[Task prompt] Search the entries below for the word "edmodo", then copy each line in which it is found.

[Records for the exercise]
....
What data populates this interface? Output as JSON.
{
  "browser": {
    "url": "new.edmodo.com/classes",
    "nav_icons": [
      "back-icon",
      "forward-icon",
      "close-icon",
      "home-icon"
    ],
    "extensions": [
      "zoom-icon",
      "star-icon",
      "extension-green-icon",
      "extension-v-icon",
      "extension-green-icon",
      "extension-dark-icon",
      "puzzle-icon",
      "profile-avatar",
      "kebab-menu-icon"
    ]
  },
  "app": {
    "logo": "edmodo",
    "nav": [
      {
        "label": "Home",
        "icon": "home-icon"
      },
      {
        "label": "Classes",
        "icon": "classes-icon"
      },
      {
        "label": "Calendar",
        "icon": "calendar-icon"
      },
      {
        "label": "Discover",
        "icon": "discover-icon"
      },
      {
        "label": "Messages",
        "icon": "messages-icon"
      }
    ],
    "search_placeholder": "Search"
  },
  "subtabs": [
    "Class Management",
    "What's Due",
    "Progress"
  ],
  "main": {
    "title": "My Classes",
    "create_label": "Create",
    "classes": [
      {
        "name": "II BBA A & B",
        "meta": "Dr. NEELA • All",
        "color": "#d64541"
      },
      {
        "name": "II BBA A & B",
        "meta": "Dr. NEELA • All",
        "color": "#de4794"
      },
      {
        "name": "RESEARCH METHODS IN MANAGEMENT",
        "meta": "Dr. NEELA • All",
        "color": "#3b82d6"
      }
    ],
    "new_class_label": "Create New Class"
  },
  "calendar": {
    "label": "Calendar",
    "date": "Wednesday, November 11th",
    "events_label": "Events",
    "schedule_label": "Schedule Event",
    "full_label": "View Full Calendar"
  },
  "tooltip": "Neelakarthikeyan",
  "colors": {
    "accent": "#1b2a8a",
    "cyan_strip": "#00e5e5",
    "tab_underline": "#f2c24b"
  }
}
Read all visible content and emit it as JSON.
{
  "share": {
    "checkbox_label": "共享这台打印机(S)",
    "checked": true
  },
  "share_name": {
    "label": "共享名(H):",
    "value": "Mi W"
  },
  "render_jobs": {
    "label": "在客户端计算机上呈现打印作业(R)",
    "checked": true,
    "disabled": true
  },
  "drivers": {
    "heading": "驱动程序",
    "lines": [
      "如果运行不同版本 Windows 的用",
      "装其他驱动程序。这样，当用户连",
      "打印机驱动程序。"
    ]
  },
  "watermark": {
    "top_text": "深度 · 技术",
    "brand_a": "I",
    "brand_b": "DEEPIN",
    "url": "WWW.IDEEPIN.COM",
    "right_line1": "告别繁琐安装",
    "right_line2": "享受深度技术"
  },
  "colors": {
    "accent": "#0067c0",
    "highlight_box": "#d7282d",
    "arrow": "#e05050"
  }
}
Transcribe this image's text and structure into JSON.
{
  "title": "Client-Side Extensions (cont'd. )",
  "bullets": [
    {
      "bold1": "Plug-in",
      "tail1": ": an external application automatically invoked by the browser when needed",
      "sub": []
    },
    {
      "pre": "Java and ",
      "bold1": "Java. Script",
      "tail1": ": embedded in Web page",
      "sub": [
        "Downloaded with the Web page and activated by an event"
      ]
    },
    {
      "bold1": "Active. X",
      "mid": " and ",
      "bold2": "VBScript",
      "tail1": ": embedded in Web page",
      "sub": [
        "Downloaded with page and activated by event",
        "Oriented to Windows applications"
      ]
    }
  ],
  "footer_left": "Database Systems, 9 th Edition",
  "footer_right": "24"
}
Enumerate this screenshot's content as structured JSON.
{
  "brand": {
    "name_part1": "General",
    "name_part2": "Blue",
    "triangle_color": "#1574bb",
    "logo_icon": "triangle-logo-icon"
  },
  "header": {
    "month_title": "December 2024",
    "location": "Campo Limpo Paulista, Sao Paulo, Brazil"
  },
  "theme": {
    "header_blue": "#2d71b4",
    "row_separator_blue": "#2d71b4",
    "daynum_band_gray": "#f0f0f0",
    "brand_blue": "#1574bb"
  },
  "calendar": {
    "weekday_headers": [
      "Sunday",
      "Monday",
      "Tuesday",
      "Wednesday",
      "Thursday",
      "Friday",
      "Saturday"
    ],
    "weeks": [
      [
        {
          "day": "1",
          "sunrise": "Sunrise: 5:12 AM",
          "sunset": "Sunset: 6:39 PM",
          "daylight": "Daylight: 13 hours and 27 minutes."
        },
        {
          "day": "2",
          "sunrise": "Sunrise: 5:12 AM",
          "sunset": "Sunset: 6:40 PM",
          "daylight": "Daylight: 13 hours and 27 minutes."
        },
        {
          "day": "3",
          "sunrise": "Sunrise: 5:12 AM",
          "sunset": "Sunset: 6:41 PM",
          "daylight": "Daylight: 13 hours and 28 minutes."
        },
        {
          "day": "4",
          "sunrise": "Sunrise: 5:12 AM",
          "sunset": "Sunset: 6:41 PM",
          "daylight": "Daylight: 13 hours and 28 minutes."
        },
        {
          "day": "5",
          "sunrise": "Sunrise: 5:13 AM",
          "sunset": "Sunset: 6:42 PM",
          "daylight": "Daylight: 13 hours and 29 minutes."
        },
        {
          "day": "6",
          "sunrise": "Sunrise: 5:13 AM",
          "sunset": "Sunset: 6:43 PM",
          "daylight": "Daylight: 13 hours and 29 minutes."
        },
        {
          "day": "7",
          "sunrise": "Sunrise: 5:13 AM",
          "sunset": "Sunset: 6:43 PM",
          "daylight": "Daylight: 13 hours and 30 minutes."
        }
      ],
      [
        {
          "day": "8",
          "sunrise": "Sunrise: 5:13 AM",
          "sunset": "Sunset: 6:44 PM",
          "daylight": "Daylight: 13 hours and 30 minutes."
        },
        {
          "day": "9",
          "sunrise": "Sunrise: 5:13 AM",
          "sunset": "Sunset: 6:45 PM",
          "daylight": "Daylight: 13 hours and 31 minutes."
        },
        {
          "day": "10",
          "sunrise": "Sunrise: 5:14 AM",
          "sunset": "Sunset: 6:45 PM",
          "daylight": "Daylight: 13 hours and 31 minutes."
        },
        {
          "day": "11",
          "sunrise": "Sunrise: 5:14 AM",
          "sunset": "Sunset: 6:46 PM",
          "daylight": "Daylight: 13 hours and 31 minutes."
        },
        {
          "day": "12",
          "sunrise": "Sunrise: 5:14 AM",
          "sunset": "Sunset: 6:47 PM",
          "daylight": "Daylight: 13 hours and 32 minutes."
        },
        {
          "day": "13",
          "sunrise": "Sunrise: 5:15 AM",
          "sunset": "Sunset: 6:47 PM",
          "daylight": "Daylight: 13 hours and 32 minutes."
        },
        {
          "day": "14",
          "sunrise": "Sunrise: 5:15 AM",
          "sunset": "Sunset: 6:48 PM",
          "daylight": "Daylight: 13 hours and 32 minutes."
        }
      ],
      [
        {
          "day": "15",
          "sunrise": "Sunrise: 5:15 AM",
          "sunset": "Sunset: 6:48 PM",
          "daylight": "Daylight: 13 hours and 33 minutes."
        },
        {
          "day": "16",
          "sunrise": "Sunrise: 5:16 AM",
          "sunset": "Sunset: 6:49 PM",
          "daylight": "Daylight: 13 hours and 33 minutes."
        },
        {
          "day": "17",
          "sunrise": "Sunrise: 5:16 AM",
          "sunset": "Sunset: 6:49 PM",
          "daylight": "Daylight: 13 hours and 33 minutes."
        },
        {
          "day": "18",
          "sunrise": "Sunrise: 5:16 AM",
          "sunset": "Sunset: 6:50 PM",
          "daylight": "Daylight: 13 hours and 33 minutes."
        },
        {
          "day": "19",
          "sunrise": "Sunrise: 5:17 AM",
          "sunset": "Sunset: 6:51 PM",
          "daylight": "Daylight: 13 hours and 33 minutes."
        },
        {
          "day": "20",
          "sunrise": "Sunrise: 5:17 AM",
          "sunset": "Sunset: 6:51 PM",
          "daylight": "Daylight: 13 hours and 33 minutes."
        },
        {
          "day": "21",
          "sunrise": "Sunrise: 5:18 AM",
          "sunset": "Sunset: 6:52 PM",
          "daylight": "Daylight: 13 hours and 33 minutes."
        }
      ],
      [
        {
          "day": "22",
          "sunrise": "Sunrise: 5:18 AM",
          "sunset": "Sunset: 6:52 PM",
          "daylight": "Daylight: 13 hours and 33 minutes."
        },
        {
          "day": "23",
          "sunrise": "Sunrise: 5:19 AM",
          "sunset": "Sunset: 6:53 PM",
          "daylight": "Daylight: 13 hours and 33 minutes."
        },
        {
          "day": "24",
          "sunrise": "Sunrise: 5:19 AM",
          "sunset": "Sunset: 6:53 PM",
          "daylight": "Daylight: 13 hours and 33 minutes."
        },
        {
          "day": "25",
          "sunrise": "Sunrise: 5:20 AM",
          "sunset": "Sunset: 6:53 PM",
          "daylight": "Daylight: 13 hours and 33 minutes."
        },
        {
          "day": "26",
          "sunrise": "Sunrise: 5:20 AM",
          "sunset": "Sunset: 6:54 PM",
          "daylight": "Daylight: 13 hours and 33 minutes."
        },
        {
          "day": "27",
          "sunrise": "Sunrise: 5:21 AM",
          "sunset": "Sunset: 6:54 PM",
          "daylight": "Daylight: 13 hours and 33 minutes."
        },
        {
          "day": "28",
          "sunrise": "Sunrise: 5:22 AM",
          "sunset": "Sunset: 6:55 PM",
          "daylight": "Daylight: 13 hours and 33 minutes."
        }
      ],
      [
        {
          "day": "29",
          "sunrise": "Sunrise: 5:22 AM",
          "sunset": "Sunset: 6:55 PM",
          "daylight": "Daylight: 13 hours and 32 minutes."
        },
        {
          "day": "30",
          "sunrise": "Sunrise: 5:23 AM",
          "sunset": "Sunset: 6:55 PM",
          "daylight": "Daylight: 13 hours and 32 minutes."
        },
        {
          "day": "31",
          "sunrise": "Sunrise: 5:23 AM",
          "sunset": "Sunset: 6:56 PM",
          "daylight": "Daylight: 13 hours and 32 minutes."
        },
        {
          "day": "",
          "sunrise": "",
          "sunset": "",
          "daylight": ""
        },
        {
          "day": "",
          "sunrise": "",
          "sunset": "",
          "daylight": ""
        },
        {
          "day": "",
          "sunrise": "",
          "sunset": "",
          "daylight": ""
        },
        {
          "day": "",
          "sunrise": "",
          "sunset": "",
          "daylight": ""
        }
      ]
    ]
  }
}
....
[Solution for this problem]
    "url": "new.edmodo.com/classes",
    "logo": "edmodo",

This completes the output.